### Task to complete
In the entries that follow, how many lines contain "timestamp"? Answer with the number only.

### Dataset records
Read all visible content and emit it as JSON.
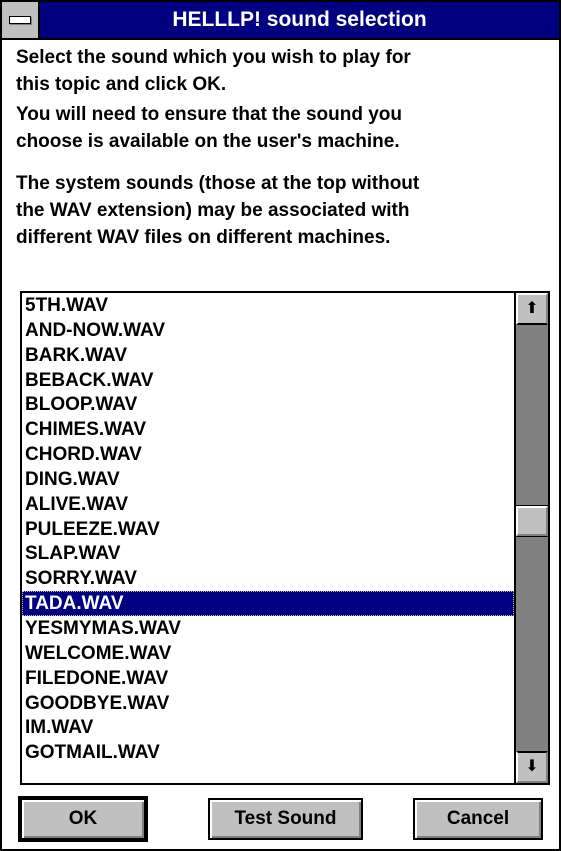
{
  "window": {
    "title": "HELLLP! sound selection"
  },
  "description": {
    "line1": "Select the sound which you wish to play for",
    "line2": "this topic and click OK.",
    "line3": "You will need to ensure that the sound you",
    "line4": "choose is available on the user's machine.",
    "line5": "The system sounds (those at the top without",
    "line6": "the WAV extension) may be associated with",
    "line7": "different WAV files on different machines."
  },
  "list": {
    "items": [
      "5TH.WAV",
      "AND-NOW.WAV",
      "BARK.WAV",
      "BEBACK.WAV",
      "BLOOP.WAV",
      "CHIMES.WAV",
      "CHORD.WAV",
      "DING.WAV",
      "ALIVE.WAV",
      "PULEEZE.WAV",
      "SLAP.WAV",
      "SORRY.WAV",
      "TADA.WAV",
      "YESMYMAS.WAV",
      "WELCOME.WAV",
      "FILEDONE.WAV",
      "GOODBYE.WAV",
      "IM.WAV",
      "GOTMAIL.WAV"
    ],
    "selected": "TADA.WAV"
  },
  "scrollbar": {
    "up_icon": "arrow-up-icon",
    "down_icon": "arrow-down-icon",
    "up_glyph": "⬆",
    "down_glyph": "⬇"
  },
  "buttons": {
    "ok": "OK",
    "test": "Test Sound",
    "cancel": "Cancel"
  },
  "colors": {
    "titlebar": "#000080",
    "selection": "#000080",
    "face": "#c0c0c0"
  }
}
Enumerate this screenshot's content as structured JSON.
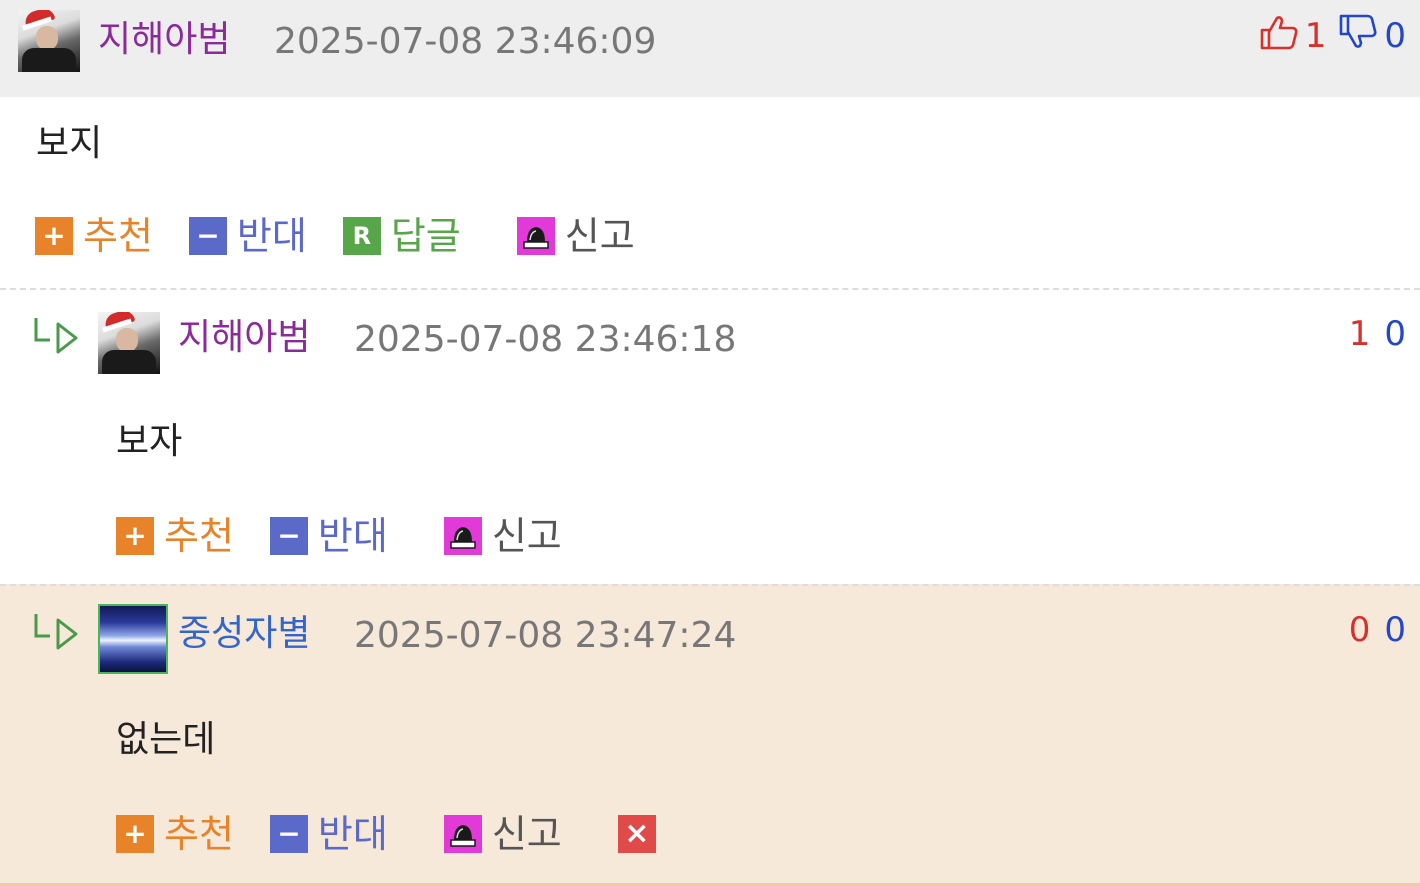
{
  "comments": [
    {
      "nickname": "지해아범",
      "timestamp": "2025-07-08 23:46:09",
      "up_count": "1",
      "down_count": "0",
      "text": "보지",
      "actions": {
        "recommend": "추천",
        "oppose": "반대",
        "reply": "답글",
        "reply_icon": "R",
        "report": "신고"
      }
    },
    {
      "nickname": "지해아범",
      "timestamp": "2025-07-08 23:46:18",
      "up_count": "1",
      "down_count": "0",
      "text": "보자",
      "actions": {
        "recommend": "추천",
        "oppose": "반대",
        "report": "신고"
      }
    },
    {
      "nickname": "중성자별",
      "timestamp": "2025-07-08 23:47:24",
      "up_count": "0",
      "down_count": "0",
      "text": "없는데",
      "actions": {
        "recommend": "추천",
        "oppose": "반대",
        "report": "신고"
      }
    }
  ],
  "icons": {
    "recommend": "+",
    "oppose": "−",
    "delete": "×",
    "thumb_up": "thumbs-up-icon",
    "thumb_down": "thumbs-down-icon",
    "reply_arrow": "reply-arrow-icon",
    "report": "siren-icon"
  },
  "colors": {
    "recommend": "#e8832a",
    "oppose": "#5b6ac9",
    "reply": "#58a64a",
    "report": "#e23ad8",
    "delete": "#e04a48",
    "up_count": "#d9302c",
    "down_count": "#2347c8",
    "highlight_bg": "#f7e9da"
  }
}
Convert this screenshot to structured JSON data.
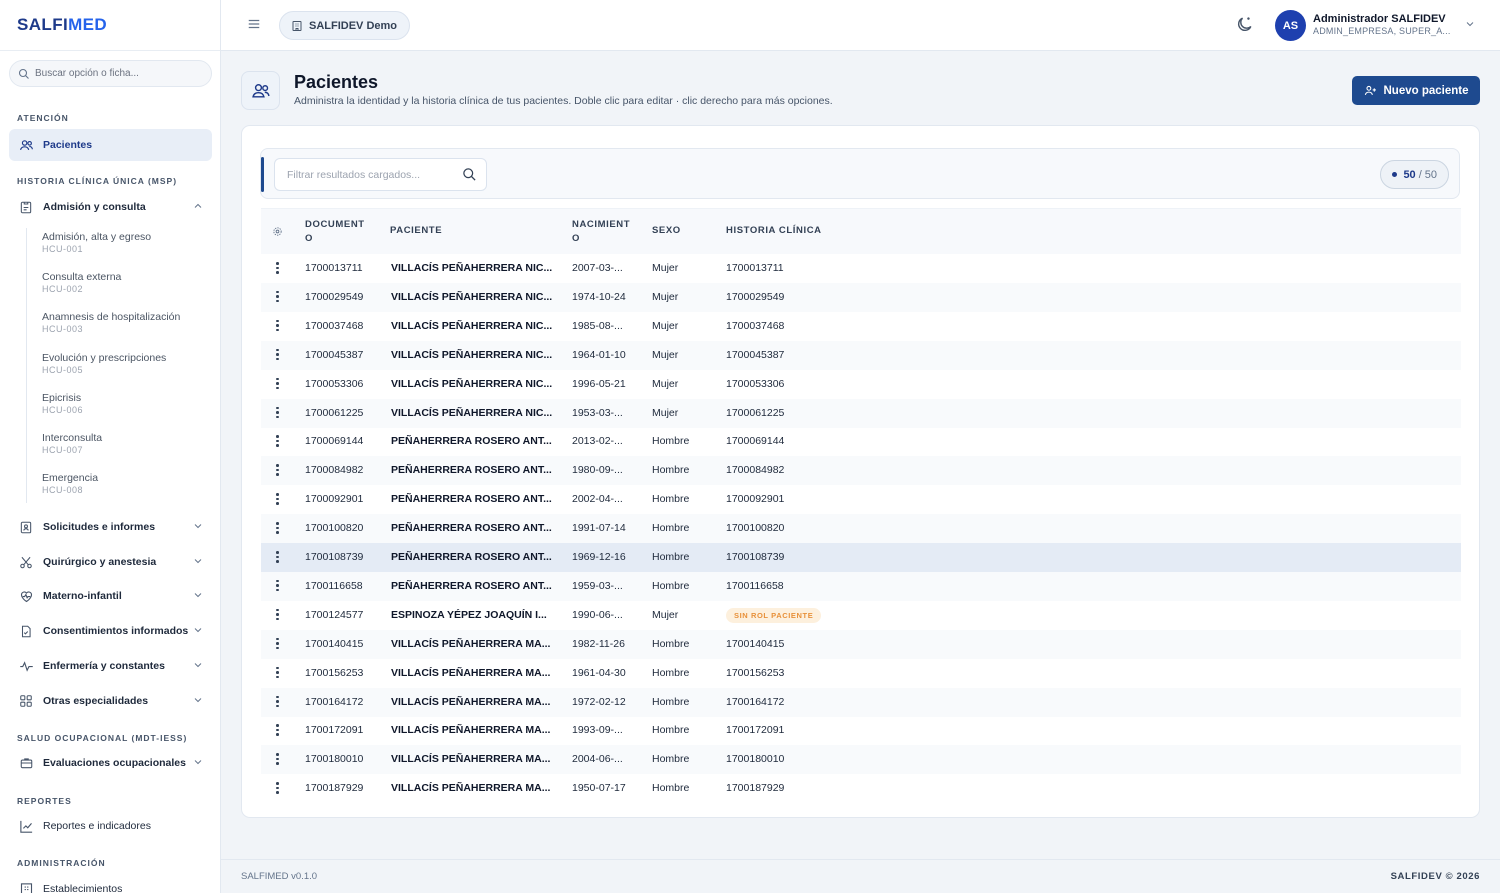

### The answer
3